The Washington Post’s Greg Sargent reports:
“I’m saying for the first time that Democrats are more likely to hold the Senate than not.”
That quote comes from veteran Democratic pollster Stan Greenberg on a conference call with reporters just now. On the call, Greenberg rolled out a new poll of 12 battleground states that contained a striking finding: Democrats have racked up an enormous lead among single women, doubling that lead since July.
Expect to see more on Rep. Tom Cotton‘s vote against the Paycheck Fairness Act and the Violence Against Women Act, plus more focus on issues that play well with single women (who, unfortunately for Sen. Mark Pryor, tend to sit out mid-term elections), including health care and the minimum wage, subjects on which Cotton has been squirrely.
Arkansas was among the battleground states included in the poll but thus far, unfortunately, no state breakdown for Arkansas has been released with Greenberg’s findings (which you can see here).
This caught my eye (again, via Sargent):
But perhaps the most interesting finding of all concerned the Affordable Care Act. While disapproval is still high in the battlegrounds, core Dem voter groups are now citing it as a leading reason to vote. For single women as a category unto themselves — and for the RAE, too — a candidate’s position on the health law is the second most important factor, behind the economy.
This, Greenberg suggested, may help explain another of the poll’s key findings: Democrats appear to be closing the “enthusiasm gap” with Republicans in the battlegrounds. The poll found that of those likely voters who say they are voting Democratic, 91 percent of them are almost certain to vote — while only slightly more, 93 percent, of those who are voting for Republicans say the same.
“The health care law has become much more important as a reason why people are voting for Democrats,” Greenberg said. “The threat of repeal appears to be giving unmarried women and minority voters a reason to vote.”

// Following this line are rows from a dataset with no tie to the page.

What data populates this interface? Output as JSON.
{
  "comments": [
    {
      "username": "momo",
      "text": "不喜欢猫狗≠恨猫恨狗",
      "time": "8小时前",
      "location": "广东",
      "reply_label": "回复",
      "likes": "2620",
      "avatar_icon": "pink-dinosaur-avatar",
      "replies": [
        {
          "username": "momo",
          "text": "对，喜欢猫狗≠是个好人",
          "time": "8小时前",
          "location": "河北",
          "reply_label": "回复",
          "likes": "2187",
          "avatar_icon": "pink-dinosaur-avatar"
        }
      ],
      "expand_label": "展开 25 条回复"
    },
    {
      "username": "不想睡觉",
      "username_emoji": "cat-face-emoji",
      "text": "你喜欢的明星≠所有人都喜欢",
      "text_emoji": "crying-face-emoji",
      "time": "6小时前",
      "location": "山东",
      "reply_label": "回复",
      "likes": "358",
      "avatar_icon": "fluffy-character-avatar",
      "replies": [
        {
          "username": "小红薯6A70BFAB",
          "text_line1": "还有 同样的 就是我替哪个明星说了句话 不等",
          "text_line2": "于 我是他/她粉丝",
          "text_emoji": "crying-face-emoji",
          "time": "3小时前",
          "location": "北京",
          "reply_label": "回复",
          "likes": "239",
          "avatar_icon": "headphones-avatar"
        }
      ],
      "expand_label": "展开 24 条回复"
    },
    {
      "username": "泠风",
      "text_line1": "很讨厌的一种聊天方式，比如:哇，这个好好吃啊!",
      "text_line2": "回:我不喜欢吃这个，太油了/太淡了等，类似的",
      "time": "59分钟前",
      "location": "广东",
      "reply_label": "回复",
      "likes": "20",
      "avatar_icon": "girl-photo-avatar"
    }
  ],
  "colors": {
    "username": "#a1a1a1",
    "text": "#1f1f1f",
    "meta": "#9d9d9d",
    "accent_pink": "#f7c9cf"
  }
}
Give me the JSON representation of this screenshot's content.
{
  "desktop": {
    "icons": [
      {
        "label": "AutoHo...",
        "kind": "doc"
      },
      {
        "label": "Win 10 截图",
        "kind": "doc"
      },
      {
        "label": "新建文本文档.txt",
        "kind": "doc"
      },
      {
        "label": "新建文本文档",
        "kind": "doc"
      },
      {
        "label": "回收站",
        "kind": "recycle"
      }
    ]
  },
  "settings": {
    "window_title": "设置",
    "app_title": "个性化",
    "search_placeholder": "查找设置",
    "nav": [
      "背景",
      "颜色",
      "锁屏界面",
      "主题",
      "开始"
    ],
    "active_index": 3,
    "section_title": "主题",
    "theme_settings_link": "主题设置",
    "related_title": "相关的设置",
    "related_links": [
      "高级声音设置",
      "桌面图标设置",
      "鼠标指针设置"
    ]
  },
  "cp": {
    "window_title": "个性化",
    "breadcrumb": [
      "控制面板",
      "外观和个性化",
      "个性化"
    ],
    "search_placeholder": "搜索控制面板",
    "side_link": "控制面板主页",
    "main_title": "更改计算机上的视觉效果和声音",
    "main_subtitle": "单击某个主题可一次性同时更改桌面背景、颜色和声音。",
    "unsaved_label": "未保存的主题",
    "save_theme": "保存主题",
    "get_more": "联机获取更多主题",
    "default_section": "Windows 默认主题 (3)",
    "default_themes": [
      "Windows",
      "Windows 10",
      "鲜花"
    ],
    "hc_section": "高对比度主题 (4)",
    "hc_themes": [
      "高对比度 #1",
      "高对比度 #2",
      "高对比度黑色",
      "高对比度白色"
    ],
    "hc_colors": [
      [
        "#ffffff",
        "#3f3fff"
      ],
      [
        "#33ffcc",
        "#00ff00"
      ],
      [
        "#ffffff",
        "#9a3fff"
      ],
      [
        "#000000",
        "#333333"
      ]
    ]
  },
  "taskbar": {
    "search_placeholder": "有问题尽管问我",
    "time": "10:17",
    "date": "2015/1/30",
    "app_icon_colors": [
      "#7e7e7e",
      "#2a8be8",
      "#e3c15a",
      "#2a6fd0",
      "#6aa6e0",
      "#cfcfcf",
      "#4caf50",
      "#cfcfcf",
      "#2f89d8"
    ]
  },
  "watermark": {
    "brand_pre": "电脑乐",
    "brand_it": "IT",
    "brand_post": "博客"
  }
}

Remember that Pryor has very carefully begun trumpeting some of the Affordable Care Act’s benefits (without ever naming the law). As Benji Hardy noted last week, a new Pryor ad subtly endorses Obamacare and directly appealed to women. This ad makes a lot of sense given Greenberg’s findings.